- _TASK TO CARRY OUT_: Please state how many lines of the records hold the string "RegisterRd", giving nothing but the number.

[Dataset items]
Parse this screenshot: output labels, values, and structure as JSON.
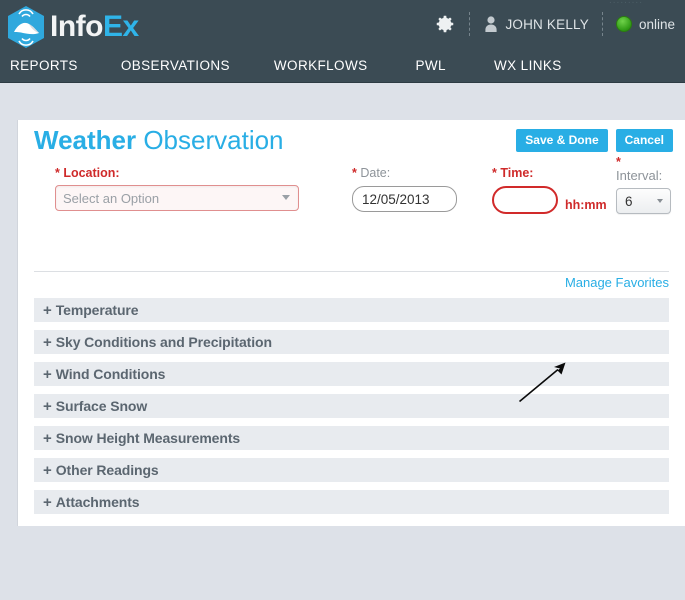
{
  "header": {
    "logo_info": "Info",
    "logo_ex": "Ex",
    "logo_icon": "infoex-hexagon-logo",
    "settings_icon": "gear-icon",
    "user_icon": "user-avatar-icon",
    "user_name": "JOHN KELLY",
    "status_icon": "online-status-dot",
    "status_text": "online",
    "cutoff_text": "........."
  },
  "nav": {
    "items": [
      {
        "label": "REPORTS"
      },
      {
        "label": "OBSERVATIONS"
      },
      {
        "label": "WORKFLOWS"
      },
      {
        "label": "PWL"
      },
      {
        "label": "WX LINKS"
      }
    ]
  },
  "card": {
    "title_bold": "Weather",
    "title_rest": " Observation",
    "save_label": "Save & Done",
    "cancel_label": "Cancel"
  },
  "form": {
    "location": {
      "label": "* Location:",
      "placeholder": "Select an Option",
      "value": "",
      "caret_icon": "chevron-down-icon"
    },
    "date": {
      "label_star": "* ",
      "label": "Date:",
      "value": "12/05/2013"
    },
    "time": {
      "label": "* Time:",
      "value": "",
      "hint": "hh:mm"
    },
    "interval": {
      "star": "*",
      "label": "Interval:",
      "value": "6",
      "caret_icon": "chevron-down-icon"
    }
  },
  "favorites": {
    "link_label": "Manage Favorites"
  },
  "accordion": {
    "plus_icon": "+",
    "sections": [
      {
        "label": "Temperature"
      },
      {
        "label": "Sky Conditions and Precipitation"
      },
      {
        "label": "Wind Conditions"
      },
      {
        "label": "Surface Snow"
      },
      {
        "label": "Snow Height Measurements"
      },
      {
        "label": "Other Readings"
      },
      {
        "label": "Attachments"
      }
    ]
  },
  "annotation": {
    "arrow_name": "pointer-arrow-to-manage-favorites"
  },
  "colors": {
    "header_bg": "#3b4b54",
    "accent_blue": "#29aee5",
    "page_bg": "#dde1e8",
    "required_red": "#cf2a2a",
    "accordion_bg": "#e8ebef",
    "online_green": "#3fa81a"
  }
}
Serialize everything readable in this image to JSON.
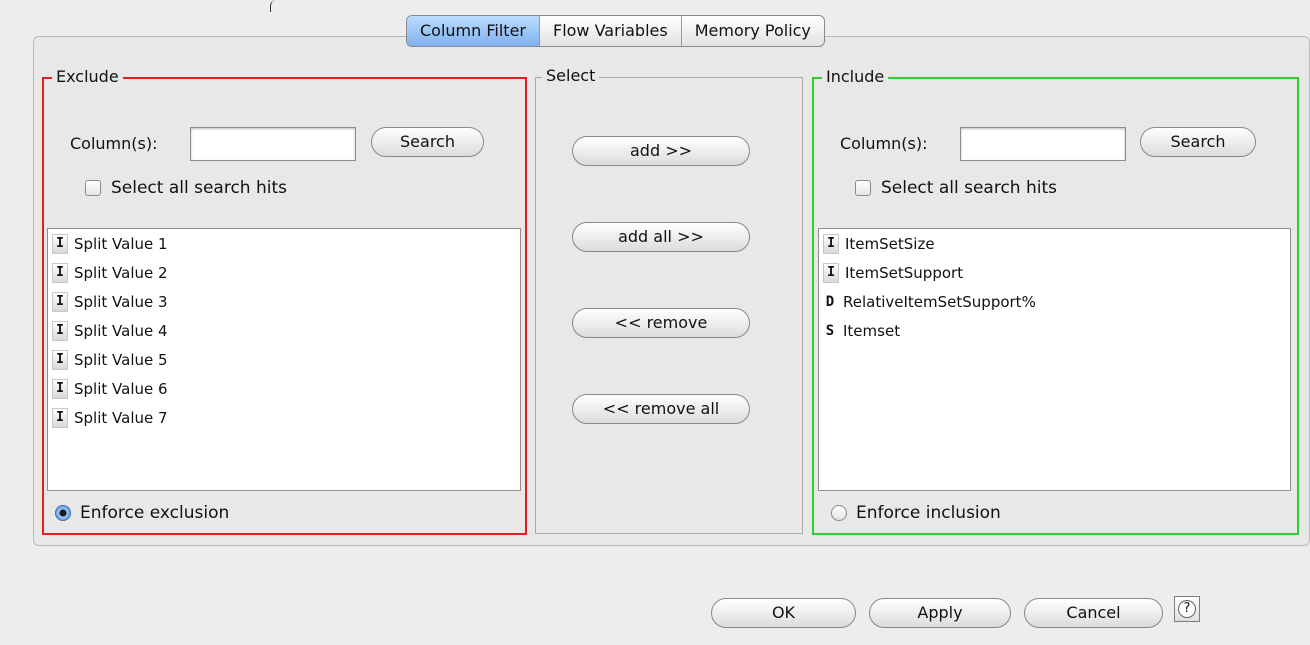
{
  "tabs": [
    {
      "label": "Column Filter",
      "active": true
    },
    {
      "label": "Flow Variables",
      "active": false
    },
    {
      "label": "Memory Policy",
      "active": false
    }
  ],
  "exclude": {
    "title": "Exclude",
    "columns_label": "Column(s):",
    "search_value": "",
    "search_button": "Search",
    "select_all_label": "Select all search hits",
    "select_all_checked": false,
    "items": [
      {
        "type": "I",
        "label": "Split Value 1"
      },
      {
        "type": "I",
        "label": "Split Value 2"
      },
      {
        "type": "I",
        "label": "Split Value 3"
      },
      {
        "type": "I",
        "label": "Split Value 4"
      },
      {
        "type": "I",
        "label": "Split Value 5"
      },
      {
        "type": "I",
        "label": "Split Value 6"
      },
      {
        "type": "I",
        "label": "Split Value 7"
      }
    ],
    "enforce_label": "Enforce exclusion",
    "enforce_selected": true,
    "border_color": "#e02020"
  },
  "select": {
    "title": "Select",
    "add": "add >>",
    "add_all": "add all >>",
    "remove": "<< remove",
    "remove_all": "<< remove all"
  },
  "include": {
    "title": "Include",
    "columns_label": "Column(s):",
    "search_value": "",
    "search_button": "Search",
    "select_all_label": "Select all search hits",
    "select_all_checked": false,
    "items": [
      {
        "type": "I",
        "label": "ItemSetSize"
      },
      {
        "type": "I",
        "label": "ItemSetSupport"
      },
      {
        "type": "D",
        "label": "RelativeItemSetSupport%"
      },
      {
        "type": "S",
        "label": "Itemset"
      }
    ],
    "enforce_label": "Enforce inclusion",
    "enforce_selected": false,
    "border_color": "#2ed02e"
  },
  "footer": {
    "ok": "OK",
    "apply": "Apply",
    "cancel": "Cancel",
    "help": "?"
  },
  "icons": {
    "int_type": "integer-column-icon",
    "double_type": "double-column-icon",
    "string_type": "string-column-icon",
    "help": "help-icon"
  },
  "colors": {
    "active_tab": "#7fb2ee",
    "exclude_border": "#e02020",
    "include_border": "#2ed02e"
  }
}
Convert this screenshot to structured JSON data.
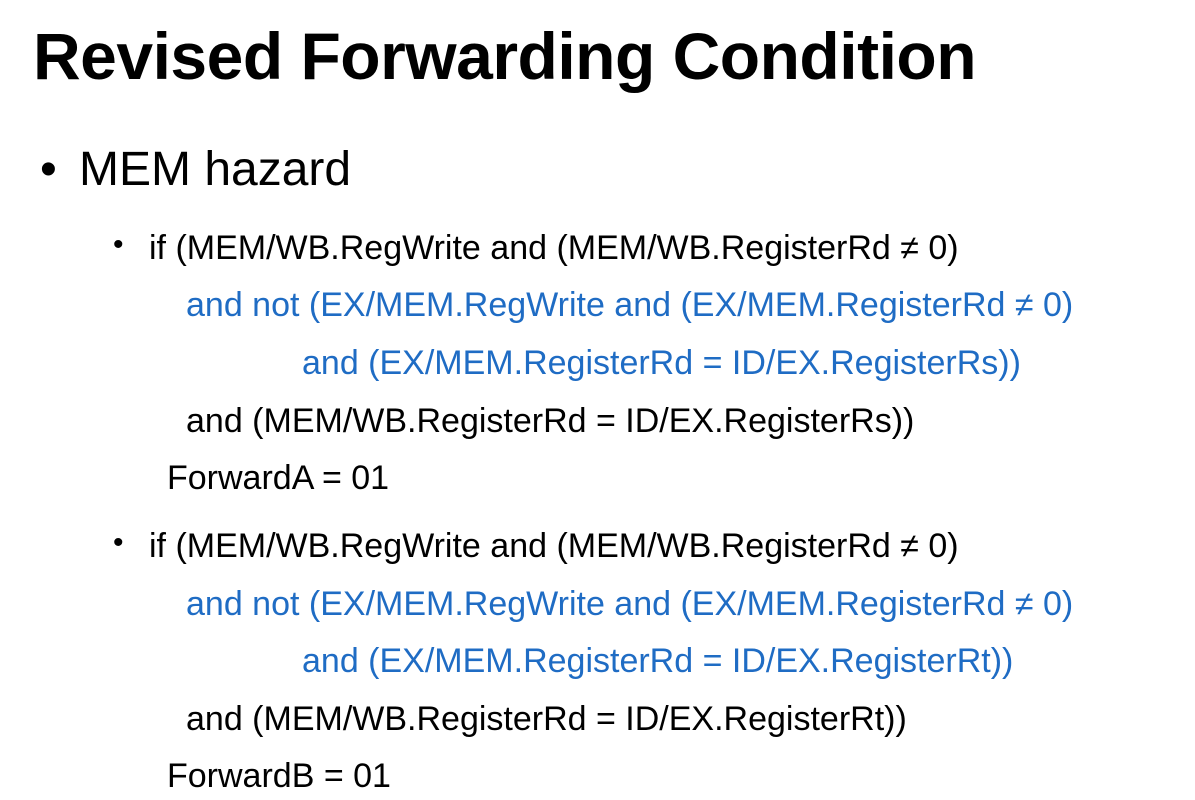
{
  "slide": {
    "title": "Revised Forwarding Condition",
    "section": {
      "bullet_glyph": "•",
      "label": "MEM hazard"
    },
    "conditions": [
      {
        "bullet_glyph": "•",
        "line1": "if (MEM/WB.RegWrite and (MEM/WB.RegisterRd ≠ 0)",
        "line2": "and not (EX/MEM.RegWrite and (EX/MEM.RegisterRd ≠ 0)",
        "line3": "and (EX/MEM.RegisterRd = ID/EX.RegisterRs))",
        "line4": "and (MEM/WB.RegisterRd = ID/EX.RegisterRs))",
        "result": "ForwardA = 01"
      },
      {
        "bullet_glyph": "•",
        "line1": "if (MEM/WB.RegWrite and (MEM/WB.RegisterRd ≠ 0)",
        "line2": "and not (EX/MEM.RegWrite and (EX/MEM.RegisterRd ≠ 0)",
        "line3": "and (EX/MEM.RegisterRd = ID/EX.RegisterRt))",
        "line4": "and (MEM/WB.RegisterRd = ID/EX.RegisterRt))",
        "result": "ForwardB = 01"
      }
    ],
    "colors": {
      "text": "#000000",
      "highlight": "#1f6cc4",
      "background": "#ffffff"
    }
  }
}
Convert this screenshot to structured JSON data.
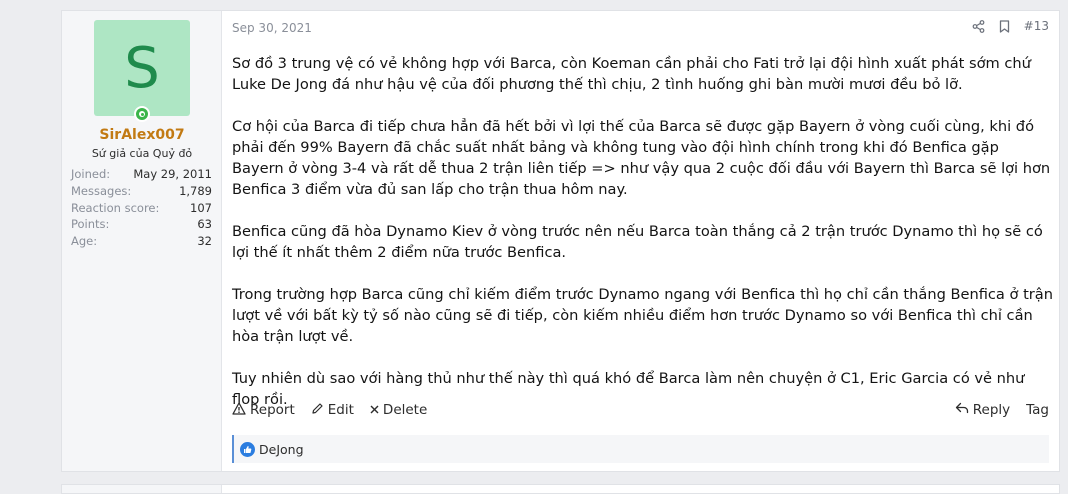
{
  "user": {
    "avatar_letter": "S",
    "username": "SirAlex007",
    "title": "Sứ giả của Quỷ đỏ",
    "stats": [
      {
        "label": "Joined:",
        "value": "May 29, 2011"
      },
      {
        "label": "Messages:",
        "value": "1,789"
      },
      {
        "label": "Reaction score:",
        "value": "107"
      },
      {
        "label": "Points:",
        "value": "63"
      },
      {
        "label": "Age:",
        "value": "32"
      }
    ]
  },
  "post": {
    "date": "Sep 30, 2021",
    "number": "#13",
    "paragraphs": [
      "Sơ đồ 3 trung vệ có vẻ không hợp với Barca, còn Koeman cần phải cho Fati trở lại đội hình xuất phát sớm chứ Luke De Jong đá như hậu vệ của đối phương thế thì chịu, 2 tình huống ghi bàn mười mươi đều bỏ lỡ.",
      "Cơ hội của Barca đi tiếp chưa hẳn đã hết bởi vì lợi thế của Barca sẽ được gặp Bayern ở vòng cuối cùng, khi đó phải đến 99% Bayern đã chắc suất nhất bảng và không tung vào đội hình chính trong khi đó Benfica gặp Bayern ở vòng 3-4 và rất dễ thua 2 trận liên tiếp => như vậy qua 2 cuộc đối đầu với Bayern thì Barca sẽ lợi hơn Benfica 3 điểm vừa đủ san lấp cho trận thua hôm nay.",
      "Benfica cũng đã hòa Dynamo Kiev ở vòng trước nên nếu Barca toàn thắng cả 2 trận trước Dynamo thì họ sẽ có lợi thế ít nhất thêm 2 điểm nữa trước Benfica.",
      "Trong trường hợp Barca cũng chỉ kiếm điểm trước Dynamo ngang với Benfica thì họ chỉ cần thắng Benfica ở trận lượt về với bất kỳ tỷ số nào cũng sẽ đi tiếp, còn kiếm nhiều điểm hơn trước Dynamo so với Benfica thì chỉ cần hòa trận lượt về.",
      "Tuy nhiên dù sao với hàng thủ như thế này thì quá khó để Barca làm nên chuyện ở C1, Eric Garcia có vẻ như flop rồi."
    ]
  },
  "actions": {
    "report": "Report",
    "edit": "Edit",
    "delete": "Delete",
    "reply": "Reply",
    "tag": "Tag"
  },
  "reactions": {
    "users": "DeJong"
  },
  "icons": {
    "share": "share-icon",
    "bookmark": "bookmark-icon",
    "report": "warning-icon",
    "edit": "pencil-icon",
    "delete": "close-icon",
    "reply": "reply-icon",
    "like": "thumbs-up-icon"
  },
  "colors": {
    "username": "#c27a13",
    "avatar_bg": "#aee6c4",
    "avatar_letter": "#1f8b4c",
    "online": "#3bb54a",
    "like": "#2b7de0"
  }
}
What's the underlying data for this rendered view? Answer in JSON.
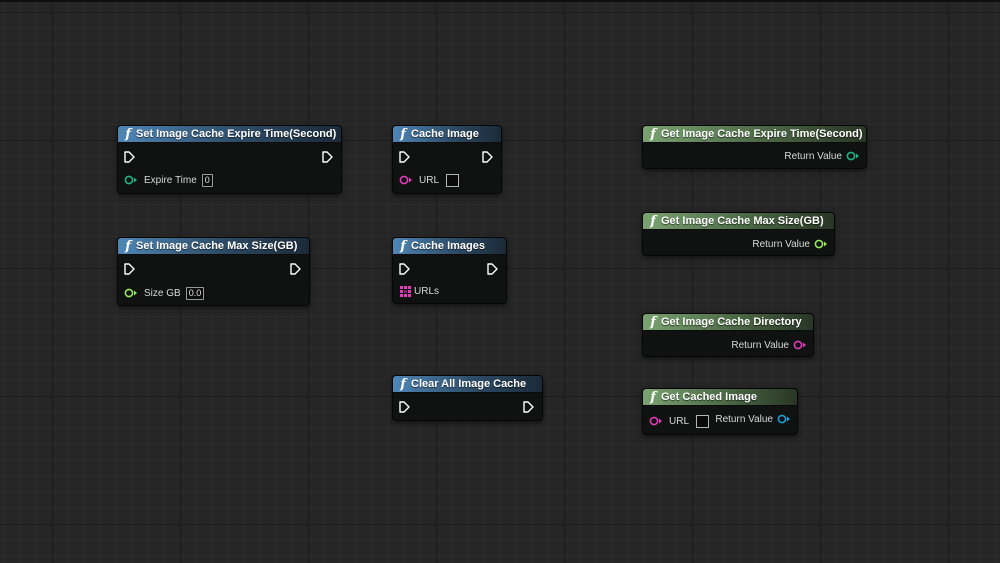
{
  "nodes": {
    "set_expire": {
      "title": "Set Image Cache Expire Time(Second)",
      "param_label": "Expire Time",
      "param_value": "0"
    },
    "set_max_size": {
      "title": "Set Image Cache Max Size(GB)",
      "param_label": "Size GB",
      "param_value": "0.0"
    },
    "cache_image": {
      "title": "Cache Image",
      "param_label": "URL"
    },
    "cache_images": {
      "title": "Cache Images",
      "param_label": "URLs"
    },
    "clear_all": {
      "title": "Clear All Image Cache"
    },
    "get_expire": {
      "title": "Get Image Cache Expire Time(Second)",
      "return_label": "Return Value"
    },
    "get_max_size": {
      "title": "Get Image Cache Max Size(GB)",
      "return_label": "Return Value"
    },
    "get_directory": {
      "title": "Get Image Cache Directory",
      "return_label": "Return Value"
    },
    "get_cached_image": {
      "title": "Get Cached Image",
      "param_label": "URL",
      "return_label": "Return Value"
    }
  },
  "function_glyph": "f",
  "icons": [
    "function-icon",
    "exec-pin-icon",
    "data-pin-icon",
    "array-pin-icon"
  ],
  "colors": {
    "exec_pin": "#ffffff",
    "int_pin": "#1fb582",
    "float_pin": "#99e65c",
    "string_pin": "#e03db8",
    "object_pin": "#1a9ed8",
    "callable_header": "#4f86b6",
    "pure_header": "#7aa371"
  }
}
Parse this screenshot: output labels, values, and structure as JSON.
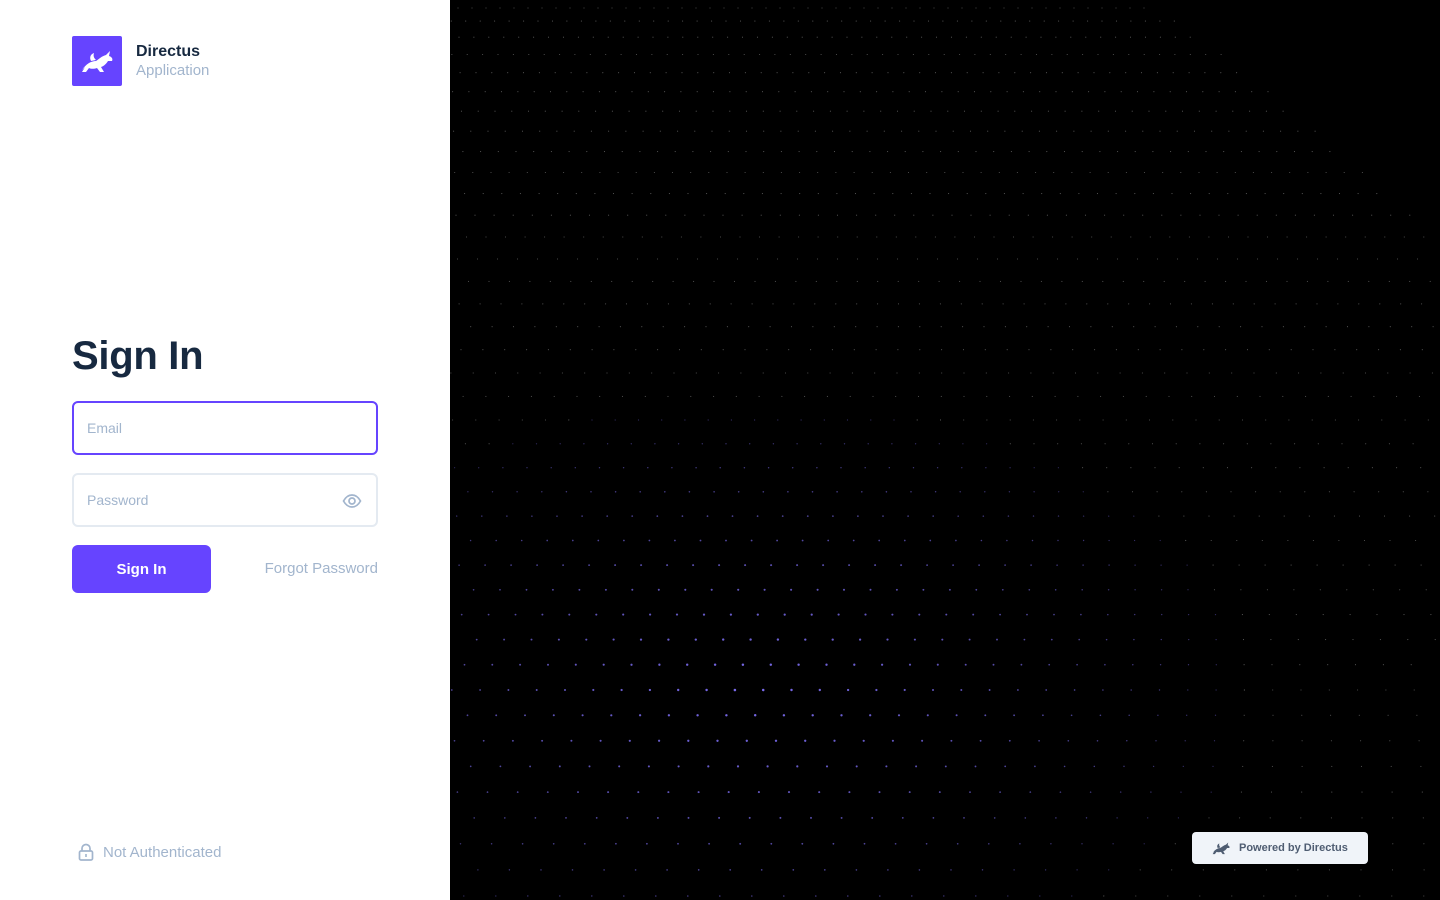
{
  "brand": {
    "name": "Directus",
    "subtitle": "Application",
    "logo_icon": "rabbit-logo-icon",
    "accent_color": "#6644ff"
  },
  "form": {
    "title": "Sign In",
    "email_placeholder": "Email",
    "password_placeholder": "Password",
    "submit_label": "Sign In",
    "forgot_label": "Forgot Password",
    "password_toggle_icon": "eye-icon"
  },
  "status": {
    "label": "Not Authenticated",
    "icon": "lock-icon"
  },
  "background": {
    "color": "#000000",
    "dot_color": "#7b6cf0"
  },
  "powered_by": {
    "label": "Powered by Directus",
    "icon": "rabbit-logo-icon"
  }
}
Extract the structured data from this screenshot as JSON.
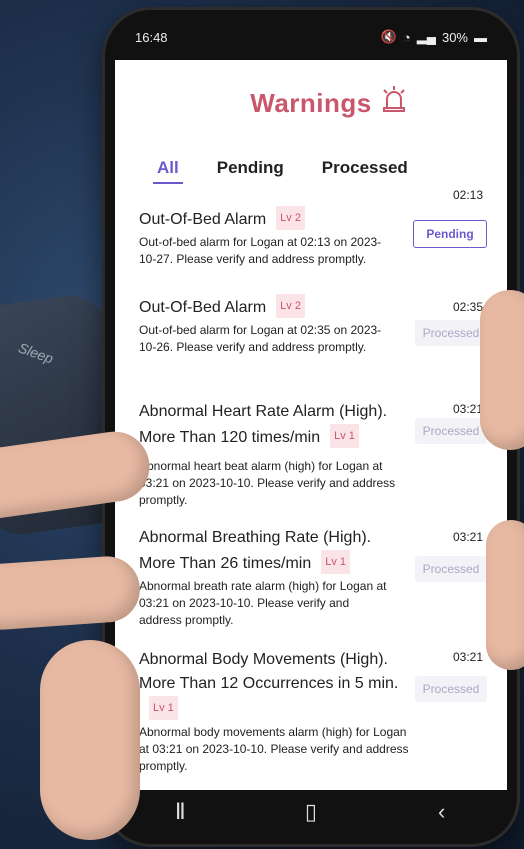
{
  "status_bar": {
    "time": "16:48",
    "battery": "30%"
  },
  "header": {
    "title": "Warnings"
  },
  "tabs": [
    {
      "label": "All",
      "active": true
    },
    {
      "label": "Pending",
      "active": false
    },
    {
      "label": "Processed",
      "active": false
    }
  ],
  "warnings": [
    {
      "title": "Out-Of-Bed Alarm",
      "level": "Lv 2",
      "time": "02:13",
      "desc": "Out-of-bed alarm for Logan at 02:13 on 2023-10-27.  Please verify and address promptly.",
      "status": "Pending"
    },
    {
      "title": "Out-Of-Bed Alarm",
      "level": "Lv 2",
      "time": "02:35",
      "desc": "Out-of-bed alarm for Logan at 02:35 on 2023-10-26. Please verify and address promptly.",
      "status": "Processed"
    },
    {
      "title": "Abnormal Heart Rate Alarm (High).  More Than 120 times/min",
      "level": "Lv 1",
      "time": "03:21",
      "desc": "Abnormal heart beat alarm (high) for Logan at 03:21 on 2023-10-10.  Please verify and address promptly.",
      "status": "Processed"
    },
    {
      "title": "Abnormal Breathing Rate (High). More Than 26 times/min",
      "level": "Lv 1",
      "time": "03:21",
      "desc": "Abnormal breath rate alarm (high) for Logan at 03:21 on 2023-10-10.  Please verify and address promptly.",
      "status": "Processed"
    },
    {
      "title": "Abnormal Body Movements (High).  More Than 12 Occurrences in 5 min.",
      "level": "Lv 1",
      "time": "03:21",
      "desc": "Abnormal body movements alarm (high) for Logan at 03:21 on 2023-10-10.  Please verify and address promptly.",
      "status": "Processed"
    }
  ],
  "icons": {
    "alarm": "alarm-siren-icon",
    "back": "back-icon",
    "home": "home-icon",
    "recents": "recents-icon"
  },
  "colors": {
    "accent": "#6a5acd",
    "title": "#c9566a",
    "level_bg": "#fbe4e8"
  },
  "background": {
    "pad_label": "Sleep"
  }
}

- _OUTPUT BELOW_: 8